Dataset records
--------------------------------

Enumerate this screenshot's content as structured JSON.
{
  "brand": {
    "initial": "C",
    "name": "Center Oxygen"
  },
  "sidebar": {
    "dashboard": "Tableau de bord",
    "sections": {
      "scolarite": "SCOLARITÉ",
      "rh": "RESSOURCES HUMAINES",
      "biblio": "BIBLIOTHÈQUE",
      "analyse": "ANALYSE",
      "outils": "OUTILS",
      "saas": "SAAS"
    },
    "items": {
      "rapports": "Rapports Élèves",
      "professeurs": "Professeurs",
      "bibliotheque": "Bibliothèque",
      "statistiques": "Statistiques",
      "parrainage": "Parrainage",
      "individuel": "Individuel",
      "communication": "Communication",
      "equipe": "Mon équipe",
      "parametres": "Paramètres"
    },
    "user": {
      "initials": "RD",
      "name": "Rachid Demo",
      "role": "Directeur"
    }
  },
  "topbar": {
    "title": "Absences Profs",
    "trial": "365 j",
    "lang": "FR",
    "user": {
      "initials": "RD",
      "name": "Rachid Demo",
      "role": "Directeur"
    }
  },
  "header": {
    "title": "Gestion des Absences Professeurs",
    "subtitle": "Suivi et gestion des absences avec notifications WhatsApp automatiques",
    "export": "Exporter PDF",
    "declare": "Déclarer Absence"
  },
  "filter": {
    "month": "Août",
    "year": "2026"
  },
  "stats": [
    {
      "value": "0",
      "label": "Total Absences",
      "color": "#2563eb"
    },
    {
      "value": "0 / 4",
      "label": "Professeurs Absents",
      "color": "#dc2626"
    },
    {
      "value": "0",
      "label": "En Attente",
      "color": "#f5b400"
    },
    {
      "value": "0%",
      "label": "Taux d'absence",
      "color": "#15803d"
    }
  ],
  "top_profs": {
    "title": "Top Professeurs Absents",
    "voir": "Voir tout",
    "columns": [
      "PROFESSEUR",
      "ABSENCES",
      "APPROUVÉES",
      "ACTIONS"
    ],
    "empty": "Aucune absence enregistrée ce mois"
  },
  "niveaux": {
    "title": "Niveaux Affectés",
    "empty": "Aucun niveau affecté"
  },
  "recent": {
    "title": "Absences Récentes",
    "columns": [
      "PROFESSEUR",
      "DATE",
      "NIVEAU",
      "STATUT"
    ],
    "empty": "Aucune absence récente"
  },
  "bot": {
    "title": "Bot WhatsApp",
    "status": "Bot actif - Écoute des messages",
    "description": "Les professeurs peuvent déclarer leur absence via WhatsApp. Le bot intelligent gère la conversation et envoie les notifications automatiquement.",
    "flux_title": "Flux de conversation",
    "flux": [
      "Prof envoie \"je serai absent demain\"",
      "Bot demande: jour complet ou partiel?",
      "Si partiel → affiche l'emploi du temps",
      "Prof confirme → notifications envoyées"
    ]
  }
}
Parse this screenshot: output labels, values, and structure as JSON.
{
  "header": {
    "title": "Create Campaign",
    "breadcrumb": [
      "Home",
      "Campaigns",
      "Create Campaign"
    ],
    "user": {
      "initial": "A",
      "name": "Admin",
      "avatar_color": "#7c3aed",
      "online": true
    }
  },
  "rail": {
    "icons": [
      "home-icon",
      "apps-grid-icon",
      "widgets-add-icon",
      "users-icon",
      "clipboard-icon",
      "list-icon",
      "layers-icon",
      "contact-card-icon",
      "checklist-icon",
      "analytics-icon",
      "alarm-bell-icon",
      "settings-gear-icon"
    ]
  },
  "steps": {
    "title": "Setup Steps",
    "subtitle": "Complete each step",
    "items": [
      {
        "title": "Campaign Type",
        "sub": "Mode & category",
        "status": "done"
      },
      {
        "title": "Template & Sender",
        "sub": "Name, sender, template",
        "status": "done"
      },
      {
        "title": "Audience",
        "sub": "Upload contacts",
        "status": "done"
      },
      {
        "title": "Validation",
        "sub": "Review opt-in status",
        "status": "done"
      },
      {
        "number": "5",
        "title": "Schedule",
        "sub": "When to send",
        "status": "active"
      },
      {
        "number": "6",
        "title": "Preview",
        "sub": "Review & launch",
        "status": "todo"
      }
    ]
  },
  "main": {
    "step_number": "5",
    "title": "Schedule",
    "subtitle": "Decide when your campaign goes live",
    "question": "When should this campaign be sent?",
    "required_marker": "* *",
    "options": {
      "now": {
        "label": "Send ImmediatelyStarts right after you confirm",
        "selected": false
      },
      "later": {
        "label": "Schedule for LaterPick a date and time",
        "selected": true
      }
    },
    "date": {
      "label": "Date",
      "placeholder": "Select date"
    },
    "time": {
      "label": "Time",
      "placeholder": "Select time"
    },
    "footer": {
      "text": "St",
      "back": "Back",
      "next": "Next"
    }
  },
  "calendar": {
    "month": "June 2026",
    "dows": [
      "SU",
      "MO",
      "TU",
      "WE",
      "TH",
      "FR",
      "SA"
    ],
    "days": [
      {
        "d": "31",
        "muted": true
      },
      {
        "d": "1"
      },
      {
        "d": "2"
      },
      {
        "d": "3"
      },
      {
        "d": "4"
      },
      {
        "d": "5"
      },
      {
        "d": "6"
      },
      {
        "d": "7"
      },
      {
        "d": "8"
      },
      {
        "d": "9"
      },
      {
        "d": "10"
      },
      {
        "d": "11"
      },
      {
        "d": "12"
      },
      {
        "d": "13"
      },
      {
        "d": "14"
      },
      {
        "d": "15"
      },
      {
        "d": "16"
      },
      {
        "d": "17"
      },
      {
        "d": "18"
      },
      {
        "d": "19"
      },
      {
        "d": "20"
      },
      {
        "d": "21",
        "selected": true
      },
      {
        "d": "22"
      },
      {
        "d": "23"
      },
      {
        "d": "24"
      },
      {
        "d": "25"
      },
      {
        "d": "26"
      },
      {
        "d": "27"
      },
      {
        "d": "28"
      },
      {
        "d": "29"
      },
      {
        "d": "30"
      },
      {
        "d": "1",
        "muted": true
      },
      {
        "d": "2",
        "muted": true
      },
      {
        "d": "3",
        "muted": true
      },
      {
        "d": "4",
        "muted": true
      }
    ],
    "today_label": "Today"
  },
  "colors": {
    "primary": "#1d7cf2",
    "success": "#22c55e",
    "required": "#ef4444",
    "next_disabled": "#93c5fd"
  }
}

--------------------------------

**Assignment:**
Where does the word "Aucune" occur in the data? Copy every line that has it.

**Response:**
    "empty": "Aucune absence enregistrée ce mois"
    "empty": "Aucune absence récente"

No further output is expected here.